Acetic acid is formed as the apples that make ACV are fermented. They’re first converted into alcohol then, after a bacteria is added, they’re further fermented into acetic acid. It’s this acid that makes ACV taste and smell particularly sour.
But what about the mother? Have you ever looked at the small solid particles floating in ACV? Those are strands of yeast and bacteria that are formed during fermentation and make it a potent probiotic.
When all is said and done, acetic acid, the mother, and a few nutrients you would normally find in apple juice—like some B vitamins and antioxidants—are what gives ACV its formidable reputation as a nutrition-dense liquid ready to be used for food and medicinal purposes.
What Are the Health Benefits of ACV?
Which brings us to the scientifically proven health benefits of ACV.
ACV can lower blood sugar levels.
That’s the conclusion made by this study, and it’s thanks to acetic acid. The compound slows down digestion, allows your body to process glucose, and prevents a blood sugar spike after you’ve eaten a meal.
While ACV won’t cure diabetes, it certainly has been proven to keep blood sugar levels in check.
ACV helps with digestion.
Apple cider vinegar is also a key ingredient in improving digestion.
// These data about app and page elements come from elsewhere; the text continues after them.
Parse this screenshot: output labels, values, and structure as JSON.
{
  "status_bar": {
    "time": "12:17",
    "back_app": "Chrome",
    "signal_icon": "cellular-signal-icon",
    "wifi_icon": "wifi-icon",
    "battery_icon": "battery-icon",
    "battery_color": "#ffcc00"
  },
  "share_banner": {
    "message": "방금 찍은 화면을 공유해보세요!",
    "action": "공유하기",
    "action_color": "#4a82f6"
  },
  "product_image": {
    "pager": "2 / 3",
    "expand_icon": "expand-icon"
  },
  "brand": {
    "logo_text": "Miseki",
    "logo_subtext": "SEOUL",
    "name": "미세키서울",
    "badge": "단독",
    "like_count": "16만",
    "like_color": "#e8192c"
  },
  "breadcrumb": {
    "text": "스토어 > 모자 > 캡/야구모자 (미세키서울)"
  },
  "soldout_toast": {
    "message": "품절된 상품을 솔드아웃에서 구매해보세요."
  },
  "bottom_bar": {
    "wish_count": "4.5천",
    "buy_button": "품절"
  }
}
It can raise acidity levels for people who have low stomach acid levels, kill bad bacteria in the gut, and decrease gas and bloating.
ACV is antimicrobial.
Want to know how researchers proved this one? They tainted a salad mixture with salmonella, then doused it with vinegar and lemon. Turns out, vinegar (and lemon) significantly reduced the levels of salmonella to near non-detectable levels.
We say that’s one experiment to leave to the experts; we’ll stick to dousing our salads with Big Charlie’s Original Dressing instead.
Bonus: Apple cider vinegar also kills other bacteria, like E. coli, and can be used as a natural preservative.
ACV can help you lose weight.
Drinking a small amount of apple cider vinegar with a meal (around 1-2 tablespoons) can make you feel fuller. This can prevent overeating and a high calorie intake. Less calories now, means less pounds down the road.
ACV is good for your skin.
Remember how ACV has antimicrobial properties? That’s led some people to use it as a skin toner, to help prevent acne, eczema, and dry skin.
The idea behind this is that the acidity in vinegar can help balance the pH levels of your skin and help protect the skin barrier—though this particular benefit of ACV needs further research.